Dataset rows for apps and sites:
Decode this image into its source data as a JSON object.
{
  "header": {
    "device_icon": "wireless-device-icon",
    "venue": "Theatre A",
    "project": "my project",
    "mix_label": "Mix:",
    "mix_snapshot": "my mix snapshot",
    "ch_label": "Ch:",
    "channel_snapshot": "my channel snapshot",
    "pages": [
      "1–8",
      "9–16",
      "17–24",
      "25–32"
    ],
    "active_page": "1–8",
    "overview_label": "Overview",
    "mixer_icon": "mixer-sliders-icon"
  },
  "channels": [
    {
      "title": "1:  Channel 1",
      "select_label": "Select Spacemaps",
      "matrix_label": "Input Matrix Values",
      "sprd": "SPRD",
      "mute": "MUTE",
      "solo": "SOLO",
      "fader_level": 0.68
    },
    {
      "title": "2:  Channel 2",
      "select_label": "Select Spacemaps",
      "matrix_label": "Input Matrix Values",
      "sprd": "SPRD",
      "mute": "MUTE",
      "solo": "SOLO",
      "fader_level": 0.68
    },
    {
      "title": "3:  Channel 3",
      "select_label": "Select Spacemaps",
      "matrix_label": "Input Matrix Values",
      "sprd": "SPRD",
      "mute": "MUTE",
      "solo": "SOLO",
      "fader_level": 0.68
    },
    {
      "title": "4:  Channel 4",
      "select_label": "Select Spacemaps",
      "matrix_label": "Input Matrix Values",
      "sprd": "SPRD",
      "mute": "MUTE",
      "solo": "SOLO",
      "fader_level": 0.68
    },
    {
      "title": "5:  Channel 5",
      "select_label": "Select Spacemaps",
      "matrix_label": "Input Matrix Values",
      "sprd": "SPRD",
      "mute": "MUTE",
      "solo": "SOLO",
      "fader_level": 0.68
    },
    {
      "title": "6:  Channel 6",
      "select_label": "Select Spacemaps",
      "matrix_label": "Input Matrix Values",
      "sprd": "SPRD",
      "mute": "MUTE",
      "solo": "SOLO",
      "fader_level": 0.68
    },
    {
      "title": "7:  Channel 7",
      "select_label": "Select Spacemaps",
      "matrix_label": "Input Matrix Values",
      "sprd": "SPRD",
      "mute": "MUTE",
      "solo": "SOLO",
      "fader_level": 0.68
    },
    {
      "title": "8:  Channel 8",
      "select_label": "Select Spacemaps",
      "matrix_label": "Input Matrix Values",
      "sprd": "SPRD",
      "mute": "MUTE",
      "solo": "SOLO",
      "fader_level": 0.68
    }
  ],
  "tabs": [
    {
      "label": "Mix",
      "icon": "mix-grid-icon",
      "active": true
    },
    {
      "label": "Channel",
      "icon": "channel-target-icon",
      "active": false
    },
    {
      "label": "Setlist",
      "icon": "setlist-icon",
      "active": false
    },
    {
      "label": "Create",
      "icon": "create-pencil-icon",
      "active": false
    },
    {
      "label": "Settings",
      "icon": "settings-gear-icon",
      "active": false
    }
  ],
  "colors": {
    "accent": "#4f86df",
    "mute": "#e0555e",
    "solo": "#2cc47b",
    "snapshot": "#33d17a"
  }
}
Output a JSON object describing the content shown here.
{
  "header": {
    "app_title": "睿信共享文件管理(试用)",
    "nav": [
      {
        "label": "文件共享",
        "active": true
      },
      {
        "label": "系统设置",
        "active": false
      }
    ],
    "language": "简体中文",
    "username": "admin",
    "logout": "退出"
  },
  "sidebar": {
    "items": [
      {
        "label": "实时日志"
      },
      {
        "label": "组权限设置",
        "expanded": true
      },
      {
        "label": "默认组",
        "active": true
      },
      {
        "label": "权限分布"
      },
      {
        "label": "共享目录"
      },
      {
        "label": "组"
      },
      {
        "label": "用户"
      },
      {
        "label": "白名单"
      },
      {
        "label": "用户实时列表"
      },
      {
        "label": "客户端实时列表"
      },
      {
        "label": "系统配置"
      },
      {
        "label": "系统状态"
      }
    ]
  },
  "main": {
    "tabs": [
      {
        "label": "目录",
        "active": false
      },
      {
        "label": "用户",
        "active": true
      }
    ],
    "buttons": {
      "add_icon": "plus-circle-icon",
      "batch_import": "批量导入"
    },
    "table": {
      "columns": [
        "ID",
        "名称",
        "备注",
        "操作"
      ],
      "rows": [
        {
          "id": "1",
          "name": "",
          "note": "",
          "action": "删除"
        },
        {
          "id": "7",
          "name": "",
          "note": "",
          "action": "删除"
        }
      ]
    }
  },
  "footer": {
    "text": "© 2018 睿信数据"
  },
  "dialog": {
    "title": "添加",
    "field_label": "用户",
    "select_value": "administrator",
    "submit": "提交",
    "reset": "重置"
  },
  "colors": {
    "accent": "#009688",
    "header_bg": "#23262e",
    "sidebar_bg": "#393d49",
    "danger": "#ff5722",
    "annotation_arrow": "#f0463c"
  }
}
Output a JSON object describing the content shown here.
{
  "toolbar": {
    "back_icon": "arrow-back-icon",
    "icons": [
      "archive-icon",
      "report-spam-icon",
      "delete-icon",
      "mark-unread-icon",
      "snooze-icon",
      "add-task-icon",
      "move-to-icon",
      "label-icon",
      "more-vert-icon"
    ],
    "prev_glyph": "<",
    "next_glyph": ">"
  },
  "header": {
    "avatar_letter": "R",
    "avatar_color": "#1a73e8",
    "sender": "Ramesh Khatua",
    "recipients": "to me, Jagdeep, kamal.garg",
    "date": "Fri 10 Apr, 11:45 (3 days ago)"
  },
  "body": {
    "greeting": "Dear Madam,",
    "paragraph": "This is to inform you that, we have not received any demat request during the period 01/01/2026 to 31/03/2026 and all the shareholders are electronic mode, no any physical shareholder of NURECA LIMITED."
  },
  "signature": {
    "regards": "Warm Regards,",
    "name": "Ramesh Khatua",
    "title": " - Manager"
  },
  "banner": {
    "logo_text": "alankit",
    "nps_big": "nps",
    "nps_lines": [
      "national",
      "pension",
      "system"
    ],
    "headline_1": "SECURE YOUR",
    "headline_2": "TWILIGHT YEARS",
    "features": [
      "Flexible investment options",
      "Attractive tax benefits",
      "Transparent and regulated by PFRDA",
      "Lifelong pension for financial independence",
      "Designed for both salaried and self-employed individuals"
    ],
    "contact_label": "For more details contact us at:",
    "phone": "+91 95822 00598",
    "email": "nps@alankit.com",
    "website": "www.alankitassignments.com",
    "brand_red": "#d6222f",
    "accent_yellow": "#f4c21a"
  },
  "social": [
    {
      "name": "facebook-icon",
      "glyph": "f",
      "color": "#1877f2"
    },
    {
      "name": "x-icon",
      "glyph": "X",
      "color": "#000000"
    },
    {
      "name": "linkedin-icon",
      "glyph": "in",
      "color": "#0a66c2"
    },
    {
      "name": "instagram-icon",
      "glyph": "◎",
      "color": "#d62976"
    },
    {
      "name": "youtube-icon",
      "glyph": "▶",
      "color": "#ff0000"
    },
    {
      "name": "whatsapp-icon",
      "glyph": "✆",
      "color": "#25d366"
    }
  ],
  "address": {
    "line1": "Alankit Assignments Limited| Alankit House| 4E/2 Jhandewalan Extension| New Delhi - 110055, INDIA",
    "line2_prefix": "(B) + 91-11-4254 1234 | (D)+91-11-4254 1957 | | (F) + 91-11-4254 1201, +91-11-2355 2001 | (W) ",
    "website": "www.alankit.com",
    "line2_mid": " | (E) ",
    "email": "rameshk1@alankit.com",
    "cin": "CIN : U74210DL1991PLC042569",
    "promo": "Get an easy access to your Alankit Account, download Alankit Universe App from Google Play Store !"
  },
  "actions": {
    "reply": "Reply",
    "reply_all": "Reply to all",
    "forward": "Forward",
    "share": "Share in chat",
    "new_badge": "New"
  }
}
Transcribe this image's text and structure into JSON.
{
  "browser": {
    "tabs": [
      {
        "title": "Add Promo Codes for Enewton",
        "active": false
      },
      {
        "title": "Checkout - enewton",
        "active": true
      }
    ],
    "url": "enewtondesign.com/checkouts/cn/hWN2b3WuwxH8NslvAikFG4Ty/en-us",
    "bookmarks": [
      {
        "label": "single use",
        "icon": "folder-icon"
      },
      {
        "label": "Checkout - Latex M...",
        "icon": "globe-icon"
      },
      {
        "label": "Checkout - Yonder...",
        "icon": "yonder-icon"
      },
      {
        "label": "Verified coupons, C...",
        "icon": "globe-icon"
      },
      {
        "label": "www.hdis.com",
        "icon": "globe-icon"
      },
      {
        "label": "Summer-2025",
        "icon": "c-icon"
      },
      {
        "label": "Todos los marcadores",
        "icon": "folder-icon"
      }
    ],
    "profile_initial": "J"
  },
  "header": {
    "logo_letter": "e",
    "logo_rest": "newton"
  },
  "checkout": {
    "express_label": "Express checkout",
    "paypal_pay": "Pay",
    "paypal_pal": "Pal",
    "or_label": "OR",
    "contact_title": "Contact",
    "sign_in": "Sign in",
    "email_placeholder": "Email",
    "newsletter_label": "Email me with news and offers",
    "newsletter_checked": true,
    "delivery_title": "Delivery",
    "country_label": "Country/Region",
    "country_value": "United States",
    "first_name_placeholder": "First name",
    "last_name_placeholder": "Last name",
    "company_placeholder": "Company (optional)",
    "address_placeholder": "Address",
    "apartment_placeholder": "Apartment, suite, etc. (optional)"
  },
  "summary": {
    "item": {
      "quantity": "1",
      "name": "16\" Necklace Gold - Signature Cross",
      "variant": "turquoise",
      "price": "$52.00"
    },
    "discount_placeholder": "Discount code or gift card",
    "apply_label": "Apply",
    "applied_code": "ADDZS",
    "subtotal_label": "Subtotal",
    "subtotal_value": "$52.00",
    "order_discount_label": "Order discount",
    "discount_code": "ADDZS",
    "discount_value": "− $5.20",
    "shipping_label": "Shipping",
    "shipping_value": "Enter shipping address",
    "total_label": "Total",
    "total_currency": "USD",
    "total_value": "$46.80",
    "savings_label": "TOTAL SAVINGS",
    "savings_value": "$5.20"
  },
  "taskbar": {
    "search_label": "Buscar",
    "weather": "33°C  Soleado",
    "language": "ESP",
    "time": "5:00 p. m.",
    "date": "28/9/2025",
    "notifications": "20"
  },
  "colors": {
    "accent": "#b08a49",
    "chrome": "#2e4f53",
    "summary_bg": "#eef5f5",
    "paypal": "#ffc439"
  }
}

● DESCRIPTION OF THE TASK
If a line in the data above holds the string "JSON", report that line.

● WRITTEN REPLY
Decode this image into its source data as a JSON object.
Output a JSON object describing the content shown here.
Output a JSON object describing the content shown here.
Transcribe this image's text and structure into JSON.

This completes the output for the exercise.